[Dataset rows describing interfaces]

◇ ◇ ◇

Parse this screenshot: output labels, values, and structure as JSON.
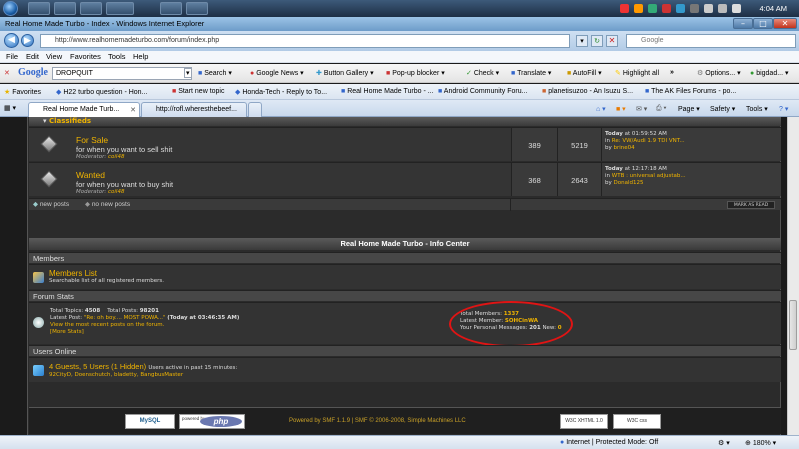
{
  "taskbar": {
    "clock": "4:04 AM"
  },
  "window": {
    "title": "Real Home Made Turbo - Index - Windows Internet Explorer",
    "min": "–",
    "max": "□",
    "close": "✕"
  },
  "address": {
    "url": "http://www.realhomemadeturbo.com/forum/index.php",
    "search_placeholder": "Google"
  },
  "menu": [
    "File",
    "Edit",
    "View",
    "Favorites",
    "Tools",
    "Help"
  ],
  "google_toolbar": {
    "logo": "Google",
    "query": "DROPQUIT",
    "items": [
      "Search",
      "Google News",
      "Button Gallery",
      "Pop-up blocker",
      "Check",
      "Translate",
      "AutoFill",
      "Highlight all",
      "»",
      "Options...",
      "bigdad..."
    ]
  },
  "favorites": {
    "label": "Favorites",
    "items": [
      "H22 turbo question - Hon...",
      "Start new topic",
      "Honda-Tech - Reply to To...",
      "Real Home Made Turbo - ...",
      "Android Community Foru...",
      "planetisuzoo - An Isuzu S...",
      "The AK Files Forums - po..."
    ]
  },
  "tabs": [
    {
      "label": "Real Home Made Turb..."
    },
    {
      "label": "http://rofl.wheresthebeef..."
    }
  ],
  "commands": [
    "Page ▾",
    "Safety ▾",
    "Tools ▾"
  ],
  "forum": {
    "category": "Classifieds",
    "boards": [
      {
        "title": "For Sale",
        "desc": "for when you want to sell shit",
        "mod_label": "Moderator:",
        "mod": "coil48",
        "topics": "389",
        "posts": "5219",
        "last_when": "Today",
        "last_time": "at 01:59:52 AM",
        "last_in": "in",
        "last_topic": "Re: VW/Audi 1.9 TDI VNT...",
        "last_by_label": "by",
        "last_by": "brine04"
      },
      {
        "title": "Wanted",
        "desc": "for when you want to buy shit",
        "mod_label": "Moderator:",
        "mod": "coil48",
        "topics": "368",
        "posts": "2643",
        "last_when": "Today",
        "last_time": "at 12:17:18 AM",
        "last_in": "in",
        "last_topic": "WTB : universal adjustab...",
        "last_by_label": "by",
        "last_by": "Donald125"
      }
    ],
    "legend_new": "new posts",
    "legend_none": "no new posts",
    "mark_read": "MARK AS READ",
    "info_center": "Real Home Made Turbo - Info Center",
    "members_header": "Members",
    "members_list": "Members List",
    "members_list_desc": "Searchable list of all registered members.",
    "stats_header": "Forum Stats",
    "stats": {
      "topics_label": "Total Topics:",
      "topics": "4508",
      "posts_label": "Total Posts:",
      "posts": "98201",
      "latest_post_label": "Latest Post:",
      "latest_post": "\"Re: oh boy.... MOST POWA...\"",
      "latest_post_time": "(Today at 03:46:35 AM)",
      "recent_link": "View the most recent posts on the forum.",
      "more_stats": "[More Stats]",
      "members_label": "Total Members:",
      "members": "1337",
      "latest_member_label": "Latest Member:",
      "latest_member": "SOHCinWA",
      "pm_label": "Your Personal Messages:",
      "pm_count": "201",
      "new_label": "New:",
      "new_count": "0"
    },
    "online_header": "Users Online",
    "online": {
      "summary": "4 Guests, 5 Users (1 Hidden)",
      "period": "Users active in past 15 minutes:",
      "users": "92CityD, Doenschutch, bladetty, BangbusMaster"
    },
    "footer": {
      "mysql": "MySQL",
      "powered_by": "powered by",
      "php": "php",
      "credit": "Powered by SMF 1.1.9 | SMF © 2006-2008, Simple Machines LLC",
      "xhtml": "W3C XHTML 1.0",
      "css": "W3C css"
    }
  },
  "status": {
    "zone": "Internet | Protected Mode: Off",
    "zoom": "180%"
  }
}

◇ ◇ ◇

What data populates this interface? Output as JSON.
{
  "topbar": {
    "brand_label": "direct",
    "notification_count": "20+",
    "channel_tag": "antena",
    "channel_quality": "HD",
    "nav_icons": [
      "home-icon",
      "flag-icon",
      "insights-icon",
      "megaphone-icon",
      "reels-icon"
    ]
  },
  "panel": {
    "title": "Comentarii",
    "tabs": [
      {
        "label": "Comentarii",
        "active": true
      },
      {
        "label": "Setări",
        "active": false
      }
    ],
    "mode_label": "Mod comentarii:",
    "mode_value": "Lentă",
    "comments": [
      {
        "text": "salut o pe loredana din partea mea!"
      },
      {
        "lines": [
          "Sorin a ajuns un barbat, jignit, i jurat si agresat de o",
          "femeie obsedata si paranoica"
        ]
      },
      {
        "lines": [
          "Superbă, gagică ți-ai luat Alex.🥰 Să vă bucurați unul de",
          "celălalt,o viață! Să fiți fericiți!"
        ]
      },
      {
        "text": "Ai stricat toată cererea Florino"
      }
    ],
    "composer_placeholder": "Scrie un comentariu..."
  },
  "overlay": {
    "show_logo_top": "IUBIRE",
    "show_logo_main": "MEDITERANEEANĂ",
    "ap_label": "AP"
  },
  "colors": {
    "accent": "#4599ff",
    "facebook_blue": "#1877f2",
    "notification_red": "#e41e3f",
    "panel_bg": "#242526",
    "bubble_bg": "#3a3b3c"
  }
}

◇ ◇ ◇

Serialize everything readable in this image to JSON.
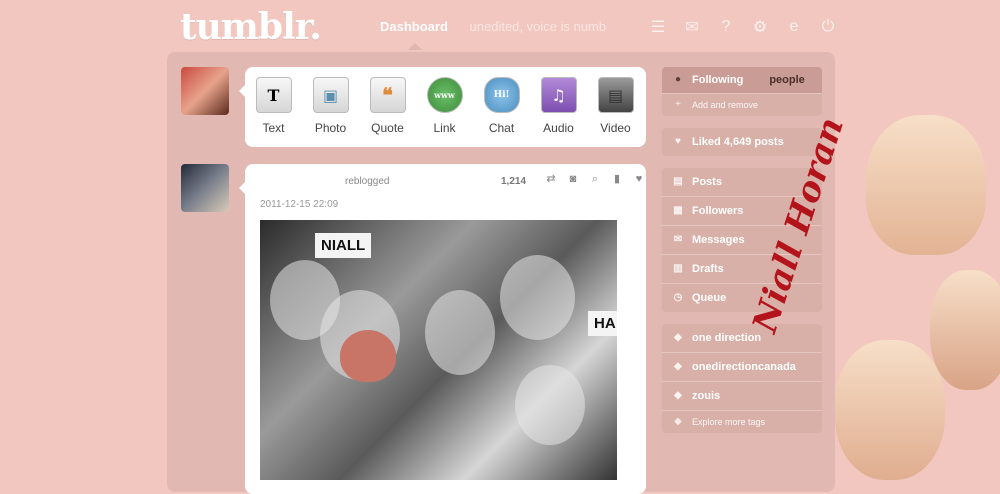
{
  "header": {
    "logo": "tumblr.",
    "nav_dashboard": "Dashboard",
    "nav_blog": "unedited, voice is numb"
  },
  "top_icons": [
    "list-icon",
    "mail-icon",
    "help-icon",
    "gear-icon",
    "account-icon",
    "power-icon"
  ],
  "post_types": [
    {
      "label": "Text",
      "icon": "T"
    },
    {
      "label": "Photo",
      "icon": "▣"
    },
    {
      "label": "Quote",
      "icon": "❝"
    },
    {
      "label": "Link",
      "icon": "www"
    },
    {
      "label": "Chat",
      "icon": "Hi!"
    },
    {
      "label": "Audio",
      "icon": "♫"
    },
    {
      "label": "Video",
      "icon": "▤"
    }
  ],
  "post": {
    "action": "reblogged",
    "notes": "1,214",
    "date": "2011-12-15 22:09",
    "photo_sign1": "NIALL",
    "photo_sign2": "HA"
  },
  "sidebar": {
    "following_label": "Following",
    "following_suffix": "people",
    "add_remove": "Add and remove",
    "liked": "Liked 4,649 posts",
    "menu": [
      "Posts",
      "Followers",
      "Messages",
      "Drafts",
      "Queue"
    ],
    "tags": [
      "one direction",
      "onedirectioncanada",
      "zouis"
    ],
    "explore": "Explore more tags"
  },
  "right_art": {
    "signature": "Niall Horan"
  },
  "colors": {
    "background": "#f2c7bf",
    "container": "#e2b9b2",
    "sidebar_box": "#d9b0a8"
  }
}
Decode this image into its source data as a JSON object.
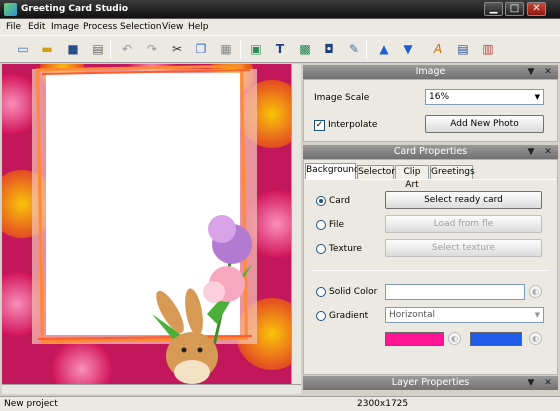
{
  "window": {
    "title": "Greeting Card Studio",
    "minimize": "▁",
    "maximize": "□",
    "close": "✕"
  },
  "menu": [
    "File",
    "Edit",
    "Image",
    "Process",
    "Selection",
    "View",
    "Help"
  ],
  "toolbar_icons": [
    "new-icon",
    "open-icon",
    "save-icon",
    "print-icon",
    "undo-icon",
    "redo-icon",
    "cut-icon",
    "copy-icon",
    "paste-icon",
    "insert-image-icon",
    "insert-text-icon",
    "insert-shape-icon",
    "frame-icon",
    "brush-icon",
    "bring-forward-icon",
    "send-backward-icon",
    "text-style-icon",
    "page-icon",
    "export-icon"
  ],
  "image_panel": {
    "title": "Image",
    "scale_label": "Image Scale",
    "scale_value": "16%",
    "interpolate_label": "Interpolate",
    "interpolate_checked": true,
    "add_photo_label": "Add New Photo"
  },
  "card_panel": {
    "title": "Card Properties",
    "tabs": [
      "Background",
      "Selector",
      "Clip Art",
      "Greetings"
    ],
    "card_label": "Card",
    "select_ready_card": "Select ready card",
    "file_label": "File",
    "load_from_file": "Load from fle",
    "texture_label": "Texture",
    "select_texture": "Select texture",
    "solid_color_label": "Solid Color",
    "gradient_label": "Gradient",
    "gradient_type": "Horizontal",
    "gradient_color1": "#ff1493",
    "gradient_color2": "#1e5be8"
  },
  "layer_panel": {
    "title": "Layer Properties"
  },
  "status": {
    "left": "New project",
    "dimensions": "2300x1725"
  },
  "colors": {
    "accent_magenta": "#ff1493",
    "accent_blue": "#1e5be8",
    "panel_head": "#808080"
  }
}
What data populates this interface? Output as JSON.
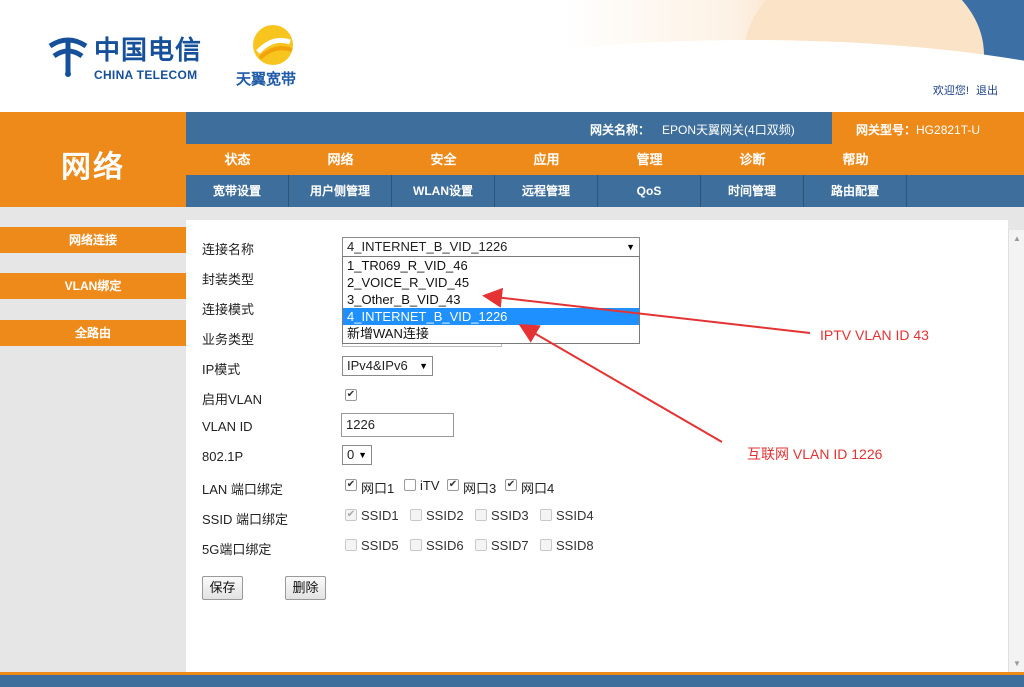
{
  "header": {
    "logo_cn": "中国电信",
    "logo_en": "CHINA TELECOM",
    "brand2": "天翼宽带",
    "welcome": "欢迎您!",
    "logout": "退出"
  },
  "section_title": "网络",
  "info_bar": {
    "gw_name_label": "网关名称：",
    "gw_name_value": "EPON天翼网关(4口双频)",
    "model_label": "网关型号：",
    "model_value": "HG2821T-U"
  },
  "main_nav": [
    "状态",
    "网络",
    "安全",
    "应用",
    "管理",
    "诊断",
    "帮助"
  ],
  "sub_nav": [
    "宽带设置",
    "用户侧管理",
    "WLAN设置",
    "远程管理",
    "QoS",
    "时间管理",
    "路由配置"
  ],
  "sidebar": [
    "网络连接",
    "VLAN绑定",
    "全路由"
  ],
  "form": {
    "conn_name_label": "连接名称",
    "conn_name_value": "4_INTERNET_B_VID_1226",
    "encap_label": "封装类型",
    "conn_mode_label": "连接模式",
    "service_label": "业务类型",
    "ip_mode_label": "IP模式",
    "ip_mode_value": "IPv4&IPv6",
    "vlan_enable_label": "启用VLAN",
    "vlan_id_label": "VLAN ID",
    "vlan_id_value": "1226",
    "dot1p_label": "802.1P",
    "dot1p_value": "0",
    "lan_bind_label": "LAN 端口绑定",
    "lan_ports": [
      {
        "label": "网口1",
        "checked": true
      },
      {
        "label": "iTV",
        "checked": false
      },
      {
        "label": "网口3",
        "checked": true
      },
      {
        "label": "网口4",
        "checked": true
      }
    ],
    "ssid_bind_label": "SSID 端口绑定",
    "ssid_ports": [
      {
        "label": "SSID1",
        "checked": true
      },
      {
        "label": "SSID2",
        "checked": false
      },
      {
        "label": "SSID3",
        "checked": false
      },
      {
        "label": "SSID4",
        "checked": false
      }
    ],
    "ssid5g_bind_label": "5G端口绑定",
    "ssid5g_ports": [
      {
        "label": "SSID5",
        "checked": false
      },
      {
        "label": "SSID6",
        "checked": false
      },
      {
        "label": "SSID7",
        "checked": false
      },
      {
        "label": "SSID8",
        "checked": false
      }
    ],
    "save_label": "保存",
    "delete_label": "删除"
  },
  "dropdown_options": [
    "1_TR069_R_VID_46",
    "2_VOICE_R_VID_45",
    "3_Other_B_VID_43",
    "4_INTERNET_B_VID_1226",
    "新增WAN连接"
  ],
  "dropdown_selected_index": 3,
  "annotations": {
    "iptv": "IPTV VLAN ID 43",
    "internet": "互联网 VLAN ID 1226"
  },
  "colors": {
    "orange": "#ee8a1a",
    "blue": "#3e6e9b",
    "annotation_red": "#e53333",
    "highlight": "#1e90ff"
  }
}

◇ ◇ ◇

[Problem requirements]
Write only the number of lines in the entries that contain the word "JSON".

[Task answer]
5